# YOUR GOAL:
Your reply should hold every entry below exactly as written and none of the pictures.

[Component data from apps and pages]
§
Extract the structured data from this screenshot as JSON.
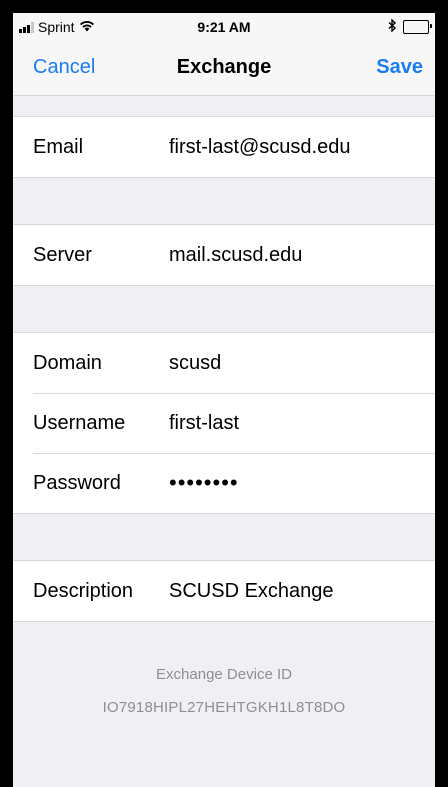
{
  "status_bar": {
    "carrier": "Sprint",
    "time": "9:21 AM"
  },
  "nav": {
    "cancel_label": "Cancel",
    "title": "Exchange",
    "save_label": "Save"
  },
  "form": {
    "email": {
      "label": "Email",
      "value": "first-last@scusd.edu"
    },
    "server": {
      "label": "Server",
      "value": "mail.scusd.edu"
    },
    "domain": {
      "label": "Domain",
      "value": "scusd"
    },
    "username": {
      "label": "Username",
      "value": "first-last"
    },
    "password": {
      "label": "Password",
      "value": "••••••••"
    },
    "description": {
      "label": "Description",
      "value": "SCUSD Exchange"
    }
  },
  "footer": {
    "device_id_label": "Exchange Device ID",
    "device_id_value": "IO7918HIPL27HEHTGKH1L8T8DO"
  },
  "colors": {
    "accent": "#1a7cf3",
    "group_background": "#efeff4",
    "secondary_text": "#8e8e93"
  }
}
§
# EXERCISE RESULT:
Extract the structured data from this screenshot as JSON.
{
  "status_bar": {
    "carrier": "Sprint",
    "time": "9:21 AM"
  },
  "nav": {
    "cancel_label": "Cancel",
    "title": "Exchange",
    "save_label": "Save"
  },
  "form": {
    "email": {
      "label": "Email",
      "value": "first-last@scusd.edu"
    },
    "server": {
      "label": "Server",
      "value": "mail.scusd.edu"
    },
    "domain": {
      "label": "Domain",
      "value": "scusd"
    },
    "username": {
      "label": "Username",
      "value": "first-last"
    },
    "password": {
      "label": "Password",
      "value": "••••••••"
    },
    "description": {
      "label": "Description",
      "value": "SCUSD Exchange"
    }
  },
  "footer": {
    "device_id_label": "Exchange Device ID",
    "device_id_value": "IO7918HIPL27HEHTGKH1L8T8DO"
  },
  "colors": {
    "accent": "#1a7cf3",
    "group_background": "#efeff4",
    "secondary_text": "#8e8e93"
  }
}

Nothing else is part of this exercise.